What you return should match the entries below exactly, only without the images.

Data records for software interfaces:
┌────────

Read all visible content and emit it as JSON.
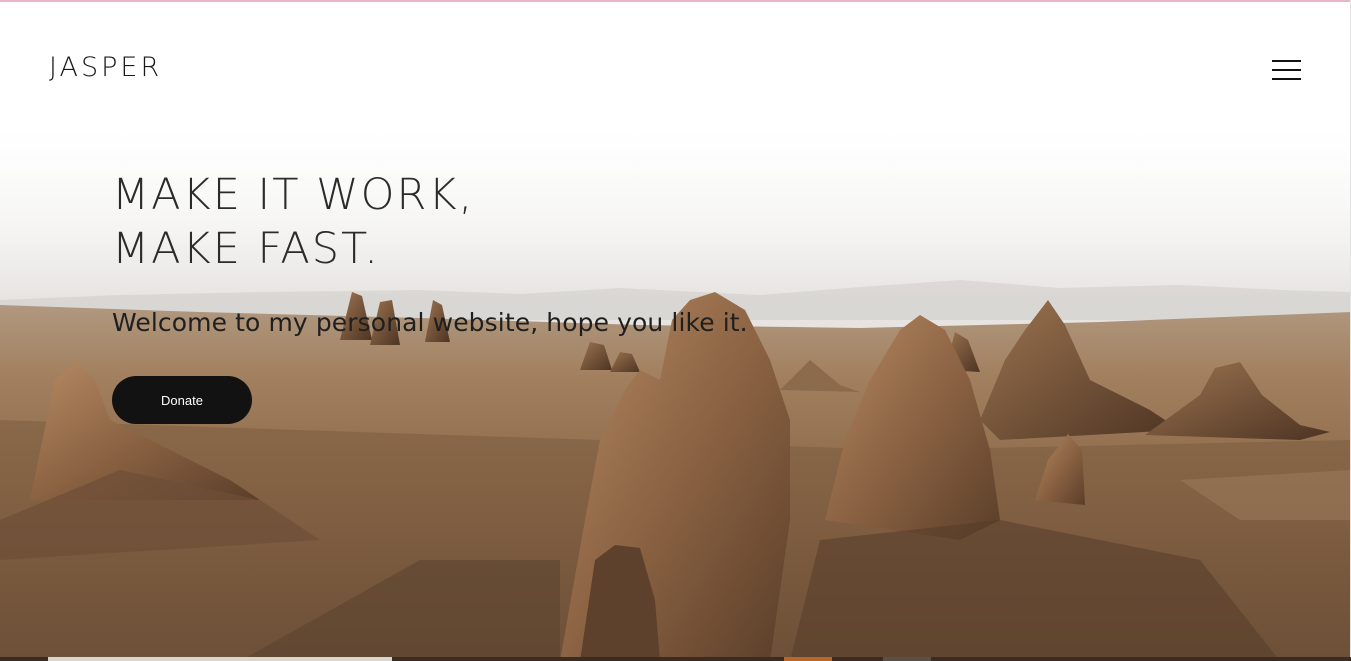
{
  "site": {
    "logo_text": "JASPER",
    "menu_icon": "hamburger-menu-icon"
  },
  "hero": {
    "headline_line1": "MAKE IT WORK,",
    "headline_line2": "MAKE FAST.",
    "subtext": "Welcome to my personal website, hope you like it.",
    "donate_label": "Donate",
    "background_image": "desert rock pinnacles landscape"
  },
  "colors": {
    "accent_top_rule": "#e9b7c4",
    "button_bg": "#121212",
    "button_text": "#ffffff",
    "text_dark": "#2b2b2b"
  }
}
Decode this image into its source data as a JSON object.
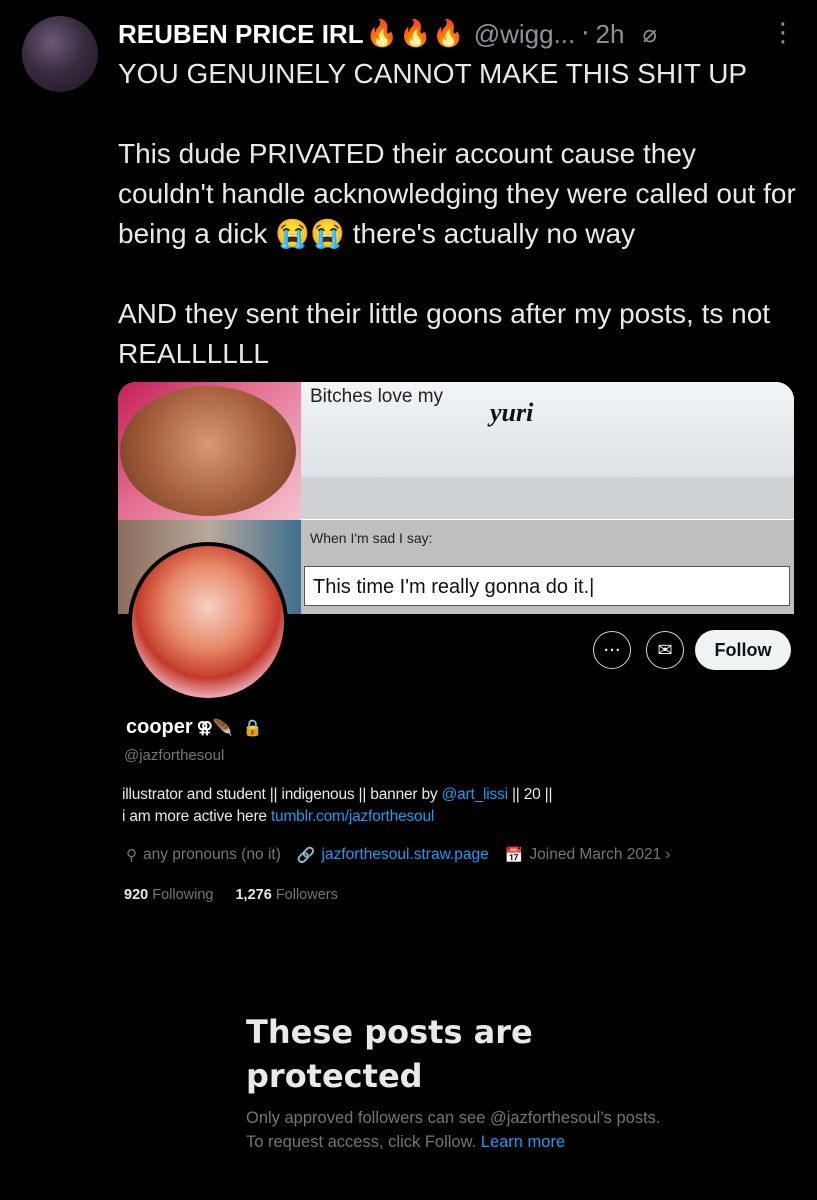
{
  "tweet": {
    "author_name": "REUBEN PRICE IRL",
    "author_emoji": "🔥🔥🔥",
    "handle": "@wigg...",
    "separator": "·",
    "time": "2h",
    "grok_icon": "⌀",
    "more_icon": "⋮",
    "lines": [
      "YOU GENUINELY CANNOT MAKE THIS SHIT UP",
      "",
      "This dude PRIVATED their account cause they couldn't handle acknowledging they were called out for being a dick 😭😭 there's actually no way",
      "",
      "AND they sent their little goons after my posts, ts not REALLLLLL"
    ]
  },
  "embed": {
    "banner": {
      "top_text": "Bitches love my",
      "yuri_text": "yuri",
      "sad_text": "When I'm sad I say:",
      "input_text": "This time I'm really gonna do it.|"
    },
    "buttons": {
      "more": "···",
      "message": "✉",
      "follow": "Follow"
    },
    "profile": {
      "name": "cooper",
      "name_emoji": "⚢🪶",
      "lock": "🔒",
      "handle": "@jazforthesoul",
      "bio_line1_a": "illustrator and student || indigenous || banner by ",
      "bio_line1_link": "@art_lissi",
      "bio_line1_b": " || 20 ||",
      "bio_line2_a": "i am more active here ",
      "bio_line2_link": "tumblr.com/jazforthesoul",
      "location_icon": "⚲",
      "location": "any pronouns (no it)",
      "link_icon": "🔗",
      "website": "jazforthesoul.straw.page",
      "calendar_icon": "📅",
      "joined": "Joined March 2021",
      "chevron": "›",
      "following_count": "920",
      "following_label": "Following",
      "followers_count": "1,276",
      "followers_label": "Followers"
    },
    "protected": {
      "title": "These posts are protected",
      "sub_a": "Only approved followers can see @jazforthesoul’s posts. To request access, click Follow. ",
      "learn_more": "Learn more"
    }
  }
}
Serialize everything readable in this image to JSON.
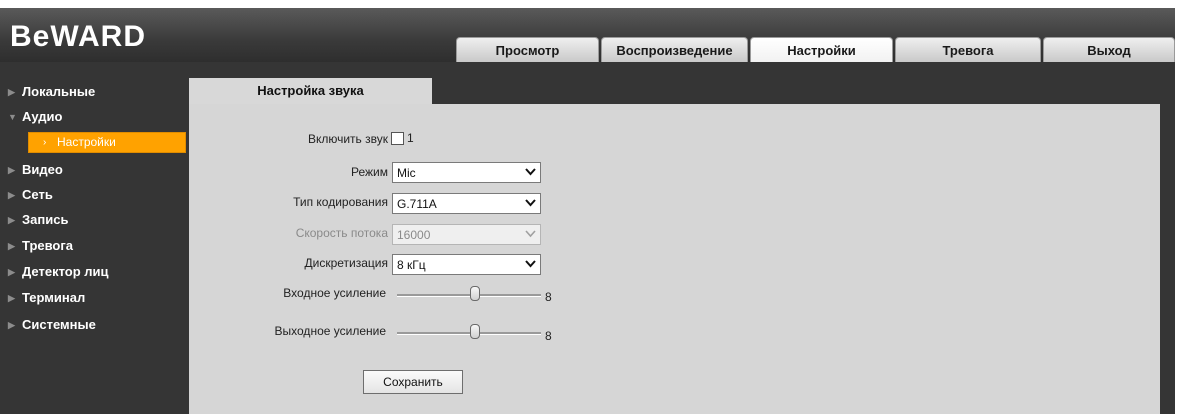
{
  "app": {
    "logo": "BeWARD"
  },
  "header": {
    "tabs": [
      {
        "label": "Просмотр",
        "active": false
      },
      {
        "label": "Воспроизведение",
        "active": false
      },
      {
        "label": "Настройки",
        "active": true
      },
      {
        "label": "Тревога",
        "active": false
      },
      {
        "label": "Выход",
        "active": false
      }
    ]
  },
  "sidebar": {
    "items": [
      {
        "label": "Локальные",
        "icon": "triangle-right-icon"
      },
      {
        "label": "Аудио",
        "icon": "triangle-down-icon"
      },
      {
        "label": "Видео",
        "icon": "triangle-right-icon"
      },
      {
        "label": "Сеть",
        "icon": "triangle-right-icon"
      },
      {
        "label": "Запись",
        "icon": "triangle-right-icon"
      },
      {
        "label": "Тревога",
        "icon": "triangle-right-icon"
      },
      {
        "label": "Детектор лиц",
        "icon": "triangle-right-icon"
      },
      {
        "label": "Терминал",
        "icon": "triangle-right-icon"
      },
      {
        "label": "Системные",
        "icon": "triangle-right-icon"
      }
    ],
    "subitem": {
      "label": "Настройки",
      "icon": "chevron-right-icon"
    }
  },
  "content": {
    "section_title": "Настройка звука",
    "enable_audio": {
      "label": "Включить звук",
      "checked": false,
      "note": "1"
    },
    "mode": {
      "label": "Режим",
      "value": "Mic"
    },
    "encoding": {
      "label": "Тип кодирования",
      "value": "G.711A"
    },
    "bitrate": {
      "label": "Скорость потока",
      "value": "16000",
      "disabled": true
    },
    "sampling": {
      "label": "Дискретизация",
      "value": "8 кГц"
    },
    "input_gain": {
      "label": "Входное усиление",
      "value": "8"
    },
    "output_gain": {
      "label": "Выходное усиление",
      "value": "8"
    },
    "save_label": "Сохранить"
  },
  "colors": {
    "accent": "#ffa200",
    "sidebar_bg": "#353535",
    "content_bg": "#d6d6d6"
  }
}
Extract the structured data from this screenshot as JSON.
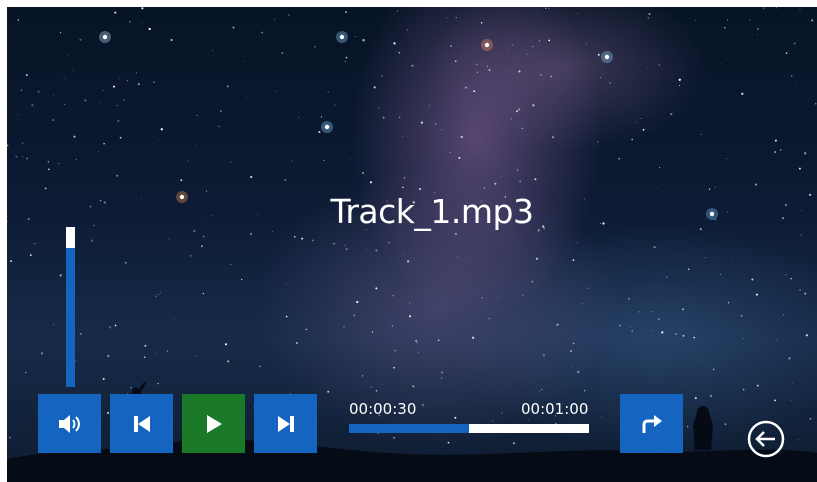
{
  "player": {
    "track_title": "Track_1.mp3",
    "time_current": "00:00:30",
    "time_total": "00:01:00",
    "progress": 0.5,
    "volume": 0.87
  },
  "controls": {
    "volume_icon": "speaker-icon",
    "prev_icon": "skip-previous-icon",
    "play_icon": "play-icon",
    "next_icon": "skip-next-icon",
    "share_icon": "forward-arrow-icon",
    "back_icon": "back-arrow-icon"
  },
  "colors": {
    "button_blue": "#1565c0",
    "play_green": "#1b7a28",
    "text": "#ffffff"
  }
}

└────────

Result:
Read all visible content and emit it as JSON.
{
  "site": {
    "logo_text": "JASPER",
    "menu_icon": "hamburger-menu-icon"
  },
  "hero": {
    "headline_line1": "MAKE IT WORK,",
    "headline_line2": "MAKE FAST.",
    "subtext": "Welcome to my personal website, hope you like it.",
    "donate_label": "Donate",
    "background_image": "desert rock pinnacles landscape"
  },
  "colors": {
    "accent_top_rule": "#e9b7c4",
    "button_bg": "#121212",
    "button_text": "#ffffff",
    "text_dark": "#2b2b2b"
  }
}
Decode this image into its source data as a JSON object.
{
  "tweet": {
    "author_name": "REUBEN PRICE IRL",
    "author_emoji": "🔥🔥🔥",
    "handle": "@wigg...",
    "separator": "·",
    "time": "2h",
    "grok_icon": "⌀",
    "more_icon": "⋮",
    "lines": [
      "YOU GENUINELY CANNOT MAKE THIS SHIT UP",
      "",
      "This dude PRIVATED their account cause they couldn't handle acknowledging they were called out for being a dick 😭😭 there's actually no way",
      "",
      "AND they sent their little goons after my posts, ts not REALLLLLL"
    ]
  },
  "embed": {
    "banner": {
      "top_text": "Bitches love my",
      "yuri_text": "yuri",
      "sad_text": "When I'm sad I say:",
      "input_text": "This time I'm really gonna do it.|"
    },
    "buttons": {
      "more": "···",
      "message": "✉",
      "follow": "Follow"
    },
    "profile": {
      "name": "cooper",
      "name_emoji": "⚢🪶",
      "lock": "🔒",
      "handle": "@jazforthesoul",
      "bio_line1_a": "illustrator and student || indigenous || banner by ",
      "bio_line1_link": "@art_lissi",
      "bio_line1_b": " || 20 ||",
      "bio_line2_a": "i am more active here ",
      "bio_line2_link": "tumblr.com/jazforthesoul",
      "location_icon": "⚲",
      "location": "any pronouns (no it)",
      "link_icon": "🔗",
      "website": "jazforthesoul.straw.page",
      "calendar_icon": "📅",
      "joined": "Joined March 2021",
      "chevron": "›",
      "following_count": "920",
      "following_label": "Following",
      "followers_count": "1,276",
      "followers_label": "Followers"
    },
    "protected": {
      "title": "These posts are protected",
      "sub_a": "Only approved followers can see @jazforthesoul’s posts. To request access, click Follow. ",
      "learn_more": "Learn more"
    }
  }
}
Serialize everything readable in this image to JSON.
{
  "app": {
    "logo": "BeWARD"
  },
  "header": {
    "tabs": [
      {
        "label": "Просмотр",
        "active": false
      },
      {
        "label": "Воспроизведение",
        "active": false
      },
      {
        "label": "Настройки",
        "active": true
      },
      {
        "label": "Тревога",
        "active": false
      },
      {
        "label": "Выход",
        "active": false
      }
    ]
  },
  "sidebar": {
    "items": [
      {
        "label": "Локальные",
        "icon": "triangle-right-icon"
      },
      {
        "label": "Аудио",
        "icon": "triangle-down-icon"
      },
      {
        "label": "Видео",
        "icon": "triangle-right-icon"
      },
      {
        "label": "Сеть",
        "icon": "triangle-right-icon"
      },
      {
        "label": "Запись",
        "icon": "triangle-right-icon"
      },
      {
        "label": "Тревога",
        "icon": "triangle-right-icon"
      },
      {
        "label": "Детектор лиц",
        "icon": "triangle-right-icon"
      },
      {
        "label": "Терминал",
        "icon": "triangle-right-icon"
      },
      {
        "label": "Системные",
        "icon": "triangle-right-icon"
      }
    ],
    "subitem": {
      "label": "Настройки",
      "icon": "chevron-right-icon"
    }
  },
  "content": {
    "section_title": "Настройка звука",
    "enable_audio": {
      "label": "Включить звук",
      "checked": false,
      "note": "1"
    },
    "mode": {
      "label": "Режим",
      "value": "Mic"
    },
    "encoding": {
      "label": "Тип кодирования",
      "value": "G.711A"
    },
    "bitrate": {
      "label": "Скорость потока",
      "value": "16000",
      "disabled": true
    },
    "sampling": {
      "label": "Дискретизация",
      "value": "8 кГц"
    },
    "input_gain": {
      "label": "Входное усиление",
      "value": "8"
    },
    "output_gain": {
      "label": "Выходное усиление",
      "value": "8"
    },
    "save_label": "Сохранить"
  },
  "colors": {
    "accent": "#ffa200",
    "sidebar_bg": "#353535",
    "content_bg": "#d6d6d6"
  }
}
Extract the structured data from this screenshot as JSON.
{
  "player": {
    "track_title": "Track_1.mp3",
    "time_current": "00:00:30",
    "time_total": "00:01:00",
    "progress": 0.5,
    "volume": 0.87
  },
  "controls": {
    "volume_icon": "speaker-icon",
    "prev_icon": "skip-previous-icon",
    "play_icon": "play-icon",
    "next_icon": "skip-next-icon",
    "share_icon": "forward-arrow-icon",
    "back_icon": "back-arrow-icon"
  },
  "colors": {
    "button_blue": "#1565c0",
    "play_green": "#1b7a28",
    "text": "#ffffff"
  }
}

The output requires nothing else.